Several surgical procedures may be required. It’s best to correct the condition over time instead of overcorrecting in one operation.
German Shorthaired Pointers showcase a genetic predisposition to several medical conditions, including cancer, gastric dilatation-volvulus, hip dysplasia, Von Willebrand’s Disease, and entropion.
Knowing about these diseases and their symptoms can help you keep your GSP healthy by knowing what to look for.
If you suspect your dog has any of the conditions on this list, make an appointment with your veterinarian immediately.
- German Shorthaired Pointers Club of Illinois: Commonly Asked Questions About GSPs

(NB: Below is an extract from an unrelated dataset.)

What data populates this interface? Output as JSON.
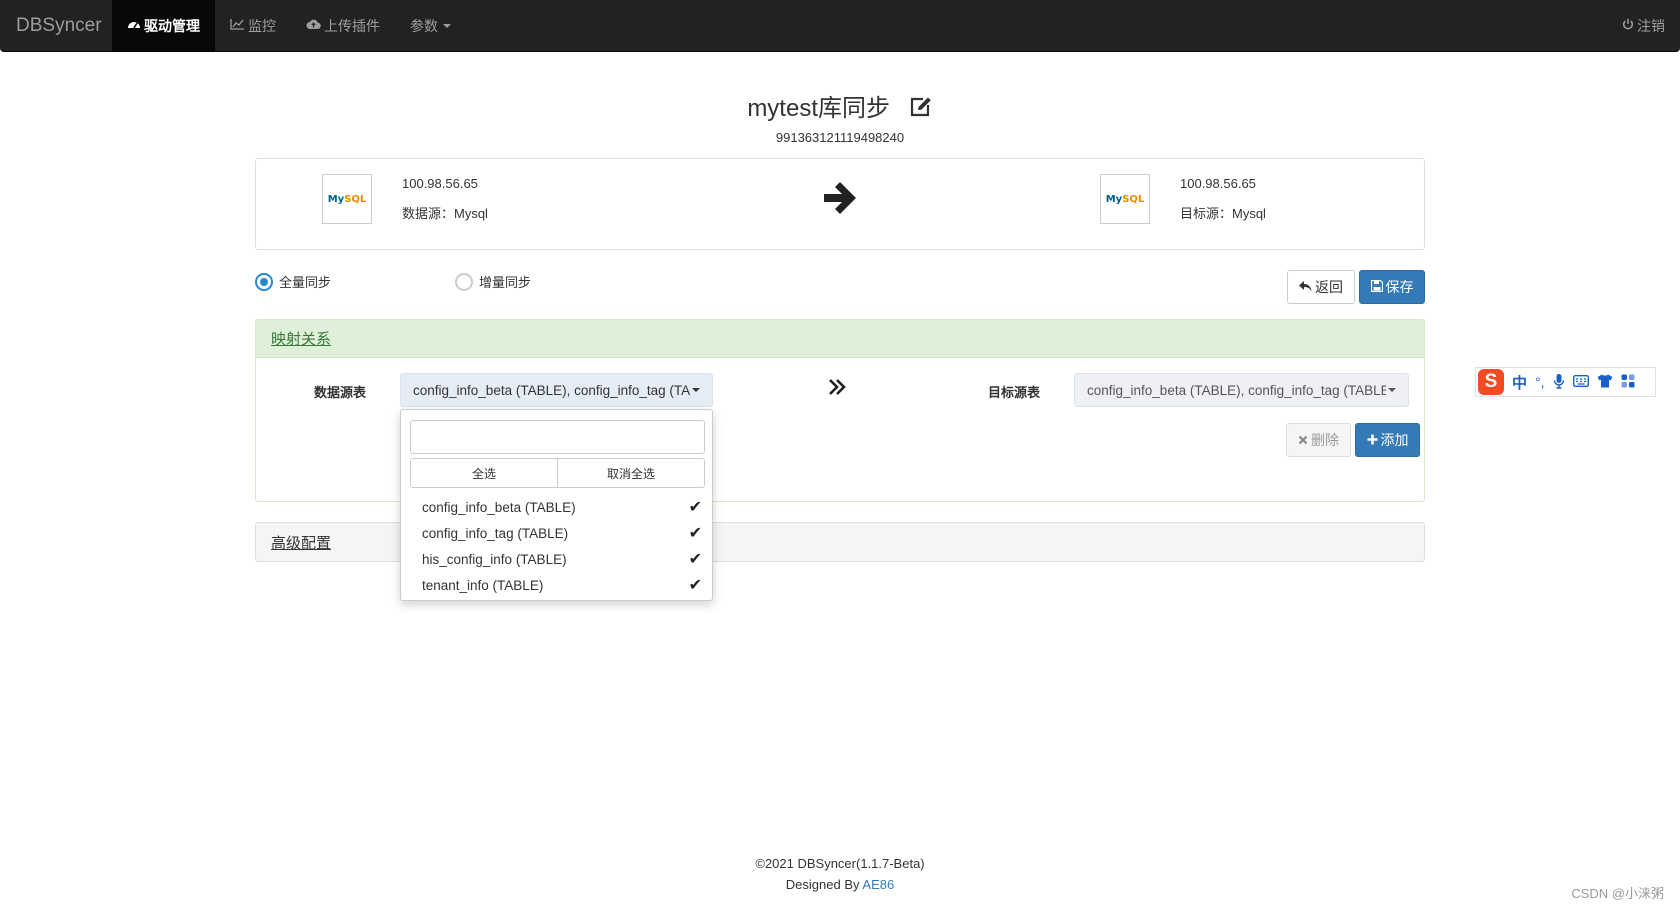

- Orvis: German Shorthaired Pointer
- Colorado State University: Top 10 Warning Signs of Cancer in Pets
- Point Vincente Vet: Dog Cancer
- United States National Library of Medicine: Bacterial Urinary Tract Infections Associated with Transitional Cell Carcinoma in Dogs
- Cornell University College of Veterinary Medicine: Cancer Care
- Friendly Animal Clinic: Common Signs & Symptoms of Cancer in Dogs
- PetCure Oncology: Pet Cancer Diagnosis – What To Expect
- Frontiers in Immunology: A Role for Dogs in Advancing Cancer Immunotherapy Research
- PetMD: Bloat in Dogs
- Companion Animal Psychology: The Function of Play Bows in Dog and Wolf Puppies
- Texas A&M Veterinary Medical Teaching Hospital: Canine Hip Dysplasia
- Cornell University College of Veterinary Medicine: Canine von Willebrand Disease
- UC Davis Veterinary Genetics Laboratory: German Shorthaired Pointer
- Veterinary Medical Center of Central New York: Gastric Dilatation-Volvulus
- American Kennel Club: 10 German Shorthaired Pointer Facts
- American Kennel Club: Bloat in Dogs – A Potentially Life Threatening Condition
- United States National Library of Medicine: Trends in Hip Dysplasia Control
Veterinary Hospital Director at UCE
Dr. Marcelle is a general veterinarian with a Small Animal Medicine Specialty | Director of the UCE School of Veterinary Medicine | Certified by the International Veterinary Acupuncture Society